_Dataset_:
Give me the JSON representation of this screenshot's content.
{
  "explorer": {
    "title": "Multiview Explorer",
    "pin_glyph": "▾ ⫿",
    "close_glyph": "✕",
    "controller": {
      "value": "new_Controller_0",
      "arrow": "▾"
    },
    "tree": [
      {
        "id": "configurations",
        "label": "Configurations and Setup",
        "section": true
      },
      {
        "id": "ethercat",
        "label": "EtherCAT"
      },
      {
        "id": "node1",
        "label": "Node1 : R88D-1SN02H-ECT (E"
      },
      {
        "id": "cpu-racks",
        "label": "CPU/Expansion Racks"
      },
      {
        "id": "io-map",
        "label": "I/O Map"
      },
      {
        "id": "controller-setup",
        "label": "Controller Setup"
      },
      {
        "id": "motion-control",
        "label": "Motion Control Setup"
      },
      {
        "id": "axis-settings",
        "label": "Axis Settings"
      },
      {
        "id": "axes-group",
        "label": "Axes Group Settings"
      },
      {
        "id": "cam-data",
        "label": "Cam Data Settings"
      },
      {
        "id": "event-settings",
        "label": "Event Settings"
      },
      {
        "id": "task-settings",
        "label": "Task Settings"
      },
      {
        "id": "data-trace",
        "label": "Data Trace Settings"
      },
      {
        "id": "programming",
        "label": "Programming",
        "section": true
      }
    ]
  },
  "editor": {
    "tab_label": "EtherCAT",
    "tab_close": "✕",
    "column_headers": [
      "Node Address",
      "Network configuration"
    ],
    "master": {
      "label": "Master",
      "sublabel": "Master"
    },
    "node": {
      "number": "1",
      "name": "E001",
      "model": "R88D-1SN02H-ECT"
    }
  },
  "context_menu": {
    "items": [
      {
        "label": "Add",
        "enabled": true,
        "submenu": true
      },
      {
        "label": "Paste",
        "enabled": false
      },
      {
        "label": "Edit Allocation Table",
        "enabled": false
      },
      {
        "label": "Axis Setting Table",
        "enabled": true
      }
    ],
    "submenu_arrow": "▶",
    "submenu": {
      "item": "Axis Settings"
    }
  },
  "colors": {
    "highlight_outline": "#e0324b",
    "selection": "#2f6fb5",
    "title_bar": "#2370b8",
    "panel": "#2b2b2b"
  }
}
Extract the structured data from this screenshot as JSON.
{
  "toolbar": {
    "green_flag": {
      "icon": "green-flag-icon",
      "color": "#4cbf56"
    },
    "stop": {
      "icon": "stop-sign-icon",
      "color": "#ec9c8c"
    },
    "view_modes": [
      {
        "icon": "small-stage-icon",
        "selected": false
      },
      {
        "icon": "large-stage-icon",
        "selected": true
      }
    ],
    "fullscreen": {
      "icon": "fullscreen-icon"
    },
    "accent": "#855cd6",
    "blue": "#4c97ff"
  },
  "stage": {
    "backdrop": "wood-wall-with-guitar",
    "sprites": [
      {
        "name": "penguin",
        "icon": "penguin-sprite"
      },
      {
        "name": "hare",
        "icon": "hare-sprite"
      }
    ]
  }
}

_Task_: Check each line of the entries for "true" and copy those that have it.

_Reply_:
        "section": true
        "section": true
        "enabled": true,
        "submenu": true
        "enabled": true
        "selected": true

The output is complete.